Last week, Rezzed happened. I was there. There were of course, plenty of games on show, but I’ve just picked out a few that interested me to tell you folks about. So without further ado….
Beatbuddy places you in the role of a blue blobby little cartoon fellow that you must guide through the game’s aquatic vistas. In that sense, the game is reminiscent of the underwater levels in Rayman Origins. The twist with Beatbuddy, however, is the vital connection between gameplay and music.
Playing through the demo, it quickly becomes apparent that Beatbuddy’s music is physically reflected in the level. At times, you must alter the environment, and by proxy the music, in order to progress, while at others, the game takes on a rhythm action element, forcing you to move in time with the music to overcome obstacles.
Beatbuddy undoubtedly has some interesting ideas, and the little I got to play at Rezzed hinted that these ideas will be implemented well in the coming release. Given that the game depends so heavily on the relationship to its music, Beatbuddy will need a killer soundtrack. Thankfully, the team have Austin Wintroy of Journey fame on board, so that gives me high hopes.
Hotline Miami 2
Looks the same, sounds the same, plays the same. For many other games, that would be a criticism, but in the case of Hotline Miami 2, that can only be a good thing. Sitting down to play through a few of the levels on show at Rezzed felt instantly familiar – a pulsating electronic soundtrack, fast paced brutal chaos and lots of quick restarts were all in evidence.
Where Hotline Miami 2 seems to differ to its predecessor is in its narrative. In the demo on show, you control fans of the original Hotline Miami who are making a film about the events of the first game. The extent to which the action which takes place on screen is real or not isn’t entirely clear, and I’m sure that will be played to effect in what is likely to be a twisted meta-commentary on the first game and its success.
Slightly problematic was the inclusion of a rape scene in the game (although it must be said that this is a simulated rape within the context of the game’s characters making a film) which was not really appropriate on a show floor with children present. Indeed, as Martin over at Oh No! Videogames! has pointed out, one can’t help but question whether the developers may have deliberately included the scene simply as a means to garner attention for the game through shock value, which would be disappointing to say the least. However, we are yet to see how the scene is contextualised in the full game, so I’ll hold off on judgement until I get my hands on the game proper.
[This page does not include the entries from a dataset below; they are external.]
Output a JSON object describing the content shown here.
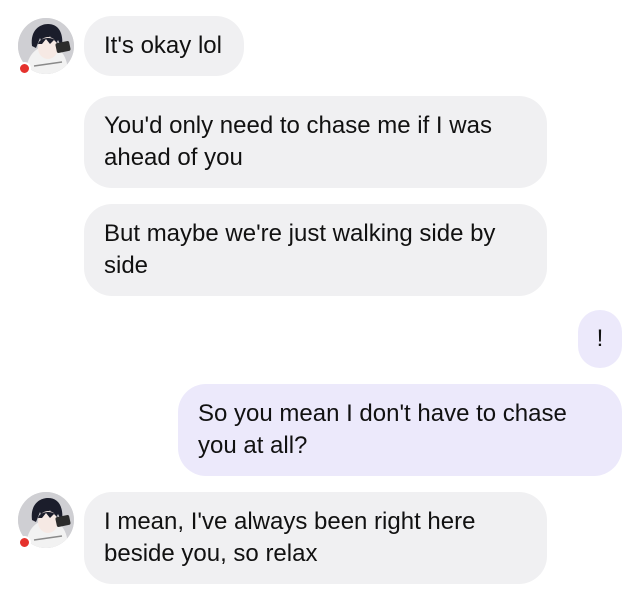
{
  "conversation": {
    "messages": [
      {
        "sender": "contact",
        "text": "It's okay lol"
      },
      {
        "sender": "contact",
        "text": "You'd only need to chase me if I was ahead of you"
      },
      {
        "sender": "contact",
        "text": "But maybe we're just walking side by side"
      },
      {
        "sender": "me",
        "text": "!"
      },
      {
        "sender": "me",
        "text": "So you mean I don't have to chase you at all?"
      },
      {
        "sender": "contact",
        "text": "I mean, I've always been right here beside you, so relax"
      }
    ]
  },
  "contact": {
    "avatar_icon": "anime-profile-picture",
    "presence_color": "#e5322d"
  },
  "colors": {
    "incoming_bubble": "#f0f0f2",
    "outgoing_bubble": "#ece9fb",
    "text": "#111111"
  }
}
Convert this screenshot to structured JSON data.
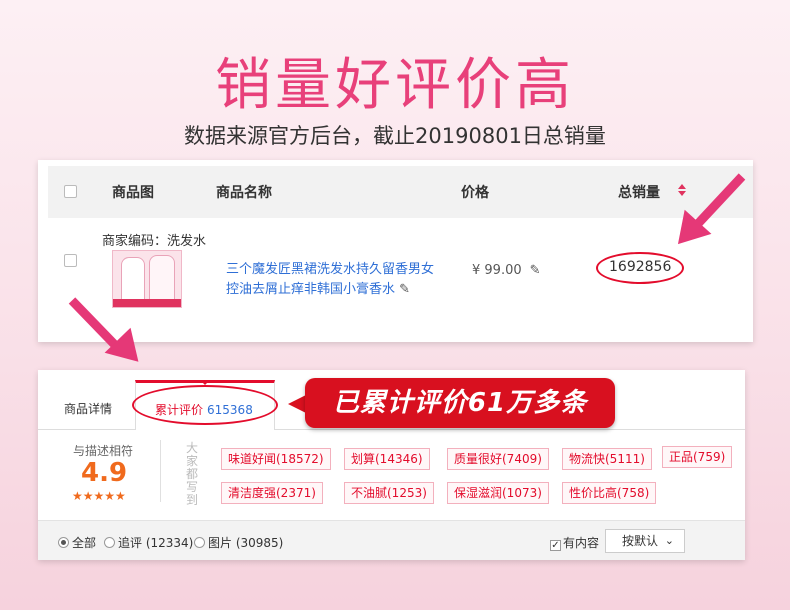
{
  "headline": "销量好评价高",
  "subline": "数据来源官方后台，截止20190801日总销量",
  "table": {
    "headers": {
      "image": "商品图",
      "name": "商品名称",
      "price": "价格",
      "sales": "总销量"
    },
    "row": {
      "merchant_code": "商家编码：洗发水",
      "product_name": "三个魔发匠黑裙洗发水持久留香男女控油去屑止痒非韩国小膏香水",
      "price": "¥ 99.00",
      "total_sales": "1692856"
    }
  },
  "reviews": {
    "tabs": {
      "details": "商品详情",
      "reviews_label": "累计评价",
      "reviews_count": "615368"
    },
    "banner": "已累计评价61万多条",
    "rating": {
      "label": "与描述相符",
      "score": "4.9",
      "stars": "★★★★★"
    },
    "vertical_text": "大家都写到",
    "tags": [
      "味道好闻(18572)",
      "划算(14346)",
      "质量很好(7409)",
      "物流快(5111)",
      "正品(759)",
      "清洁度强(2371)",
      "不油腻(1253)",
      "保湿滋润(1073)",
      "性价比高(758)"
    ],
    "filters": {
      "all": "全部",
      "followup": "追评 (12334)",
      "photos": "图片 (30985)",
      "has_content": "有内容",
      "sort": "按默认"
    }
  },
  "colors": {
    "headline": "#e8407a",
    "accent_red": "#e30c2c",
    "link_blue": "#2f6fd6",
    "rating_orange": "#f06a1d",
    "arrow_pink": "#e53877"
  }
}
Ether One is a game I’ve had my eye on for a while. It’s a first-person puzzle exploration game in which you play the role of a character sent in to the minds of mentally ill patients in order to reconstruct their memories. We know little more about the narrative and the demo at Rezzed did little to help that. Nevertheless, it’s certainly an interesting conceit and the game has a sense of mystery which is instantly appealing.
Playing through Ether One, it’s clear that the game is a calm and contemplative affair. Progress is made through completing puzzles, the solution to which the player must work out by exploring the game’s environments and gleaming bits of information from the objects to be found there.
This game is looking intelligent, atmospheric and intriguing. Don’t forget it, or I will have to come into your mind and reconstruct you memory like in the game, and you don’t want me doing that because I’m very clumsy.
Revenge of the Sunfish 2
I don’t know if I’ll like this game when it’s released. In fact, I’m not sure I know what it is, and I definitely don’t know how to describe it. Fellow Citizen Gamer Joe Barron descried the games lo-fi visuals as looking as if they’ve been drawn in MS Paint and that’s a good a starting point as any.
Revenge of the Sunfish 2 presents the player with a seemingly endless cycle of surreal mini-games. Success isn’t necessarily a criteria for moving to the next game, although, in all honesty, often I wasn’t sure what success was when playing this game.
Look, just have a gander at the mental geocities lookalike webpage for the game. That’ll give you a sense of the tone.
I’m a little sceptical about how much fun this game will be in the long run, but I enjoyed being confused by it and I enjoyed watching other people being confused by it. If you want to be confused, you might like it.
Sir, You Are Being Hunted
I didn’t actually get to go hands on with this one, partly because this was the most popular game at the show, and that in itself tells you all you need to know.
Sir, You Are Being Hunted places the player on a procedurally generated island where they will be hunted by a gradually growing minagarie of tweed clad robot as they stealthily make their way around the island scrounging for ammo, food and other supplies.
In case you’ve not already noticed, the game aims for a humorous English tone. I wouldn’t let that levity lead you into a false sense of security though. This game is meant to be a hardcore experience that will challenge the player and the procedurally generated the game means that you will be able to subject yourself to this challenge over and over again.
Game, you are being hunted… You know, for my collection…because you look quite good.